Exercise data:
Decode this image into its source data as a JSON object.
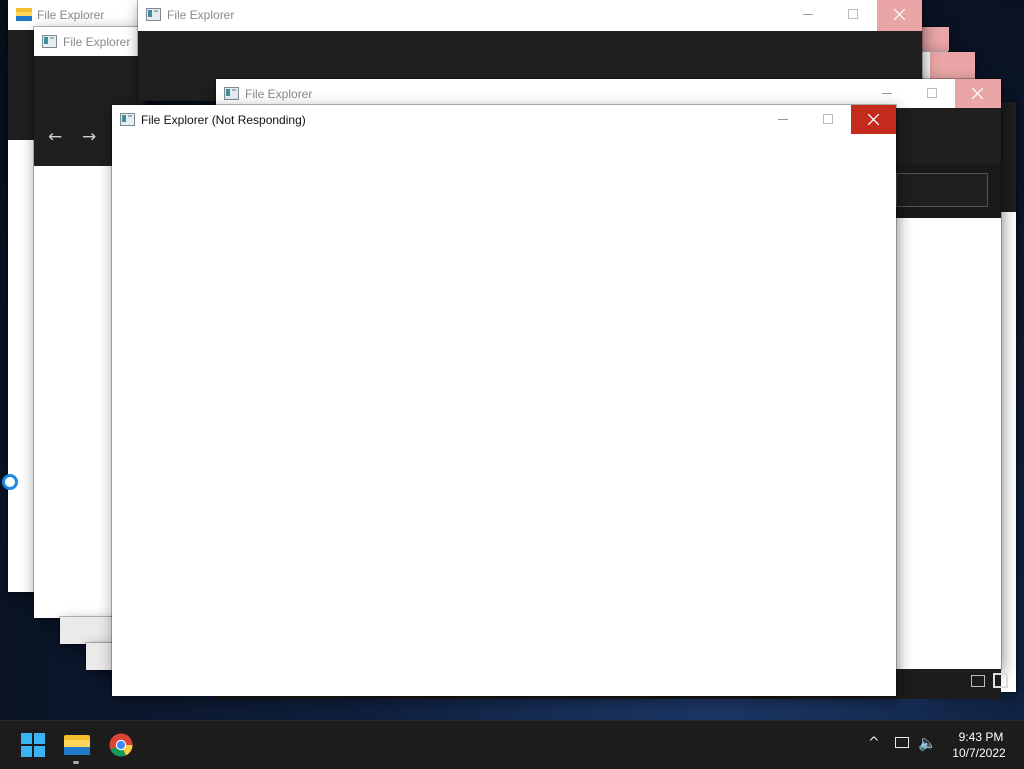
{
  "windows": [
    {
      "title": "File Explorer"
    },
    {
      "title": "File Explorer"
    },
    {
      "title": "File Explorer"
    },
    {
      "title": "File Explorer"
    },
    {
      "title": "File Explorer (Not Responding)"
    }
  ],
  "taskbar": {
    "time": "9:43 PM",
    "date": "10/7/2022"
  },
  "colors": {
    "close_active": "#c42b1c",
    "close_inactive": "#eaa6a6",
    "explorer_dark": "#1f1f1f"
  },
  "icons": [
    "start-icon",
    "file-explorer-icon",
    "chrome-icon",
    "chevron-up-icon",
    "network-icon",
    "volume-icon",
    "back-arrow-icon",
    "forward-arrow-icon",
    "close-icon",
    "minimize-icon",
    "maximize-icon"
  ]
}
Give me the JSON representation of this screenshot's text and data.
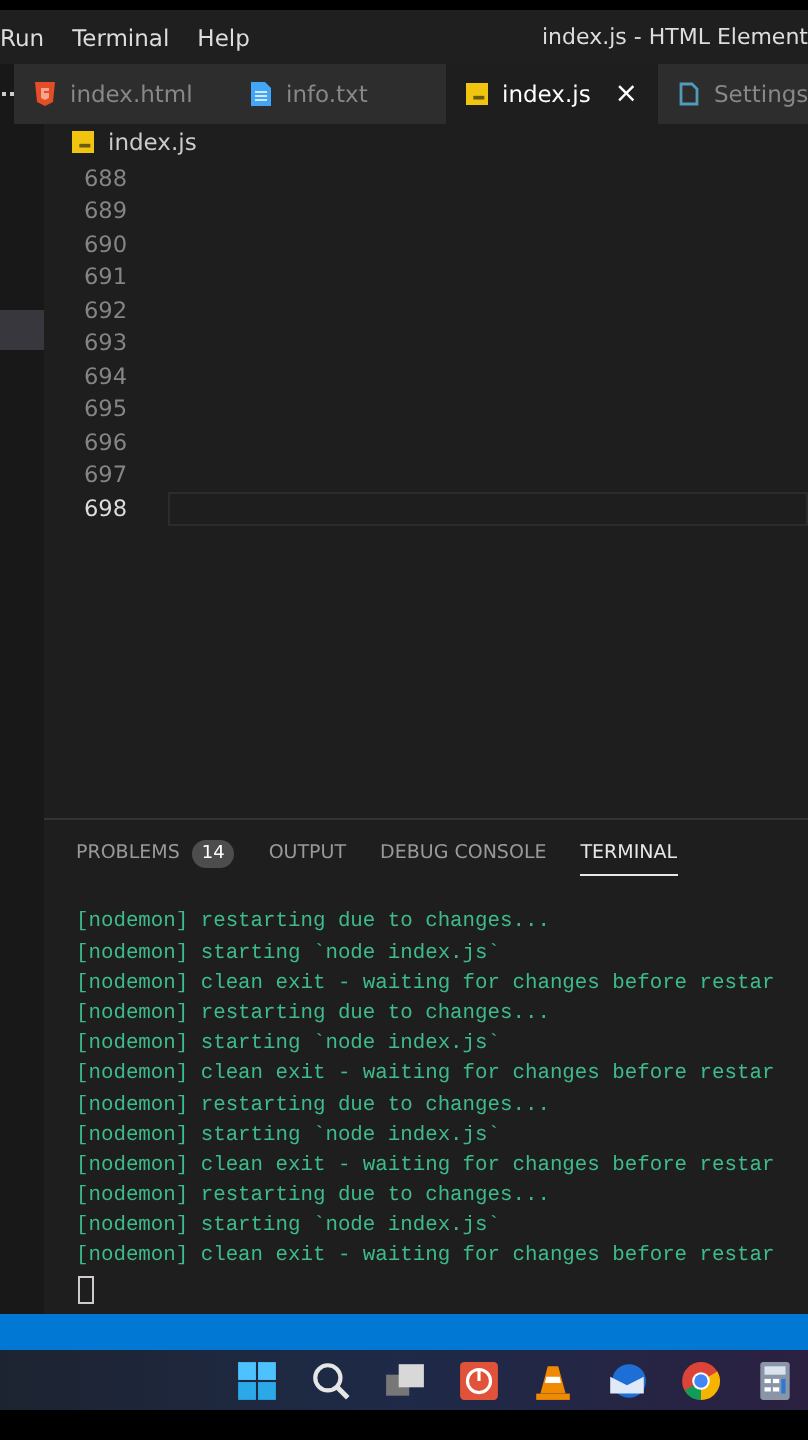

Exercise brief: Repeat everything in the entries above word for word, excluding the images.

Solution to this task:
Decode this image into its source data as a JSON object.
{
  "windows": [
    {
      "title": "File Explorer"
    },
    {
      "title": "File Explorer"
    },
    {
      "title": "File Explorer"
    },
    {
      "title": "File Explorer"
    },
    {
      "title": "File Explorer (Not Responding)"
    }
  ],
  "taskbar": {
    "time": "9:43 PM",
    "date": "10/7/2022"
  },
  "colors": {
    "close_active": "#c42b1c",
    "close_inactive": "#eaa6a6",
    "explorer_dark": "#1f1f1f"
  },
  "icons": [
    "start-icon",
    "file-explorer-icon",
    "chrome-icon",
    "chevron-up-icon",
    "network-icon",
    "volume-icon",
    "back-arrow-icon",
    "forward-arrow-icon",
    "close-icon",
    "minimize-icon",
    "maximize-icon"
  ]
}
Give me the JSON representation of this screenshot's text and data.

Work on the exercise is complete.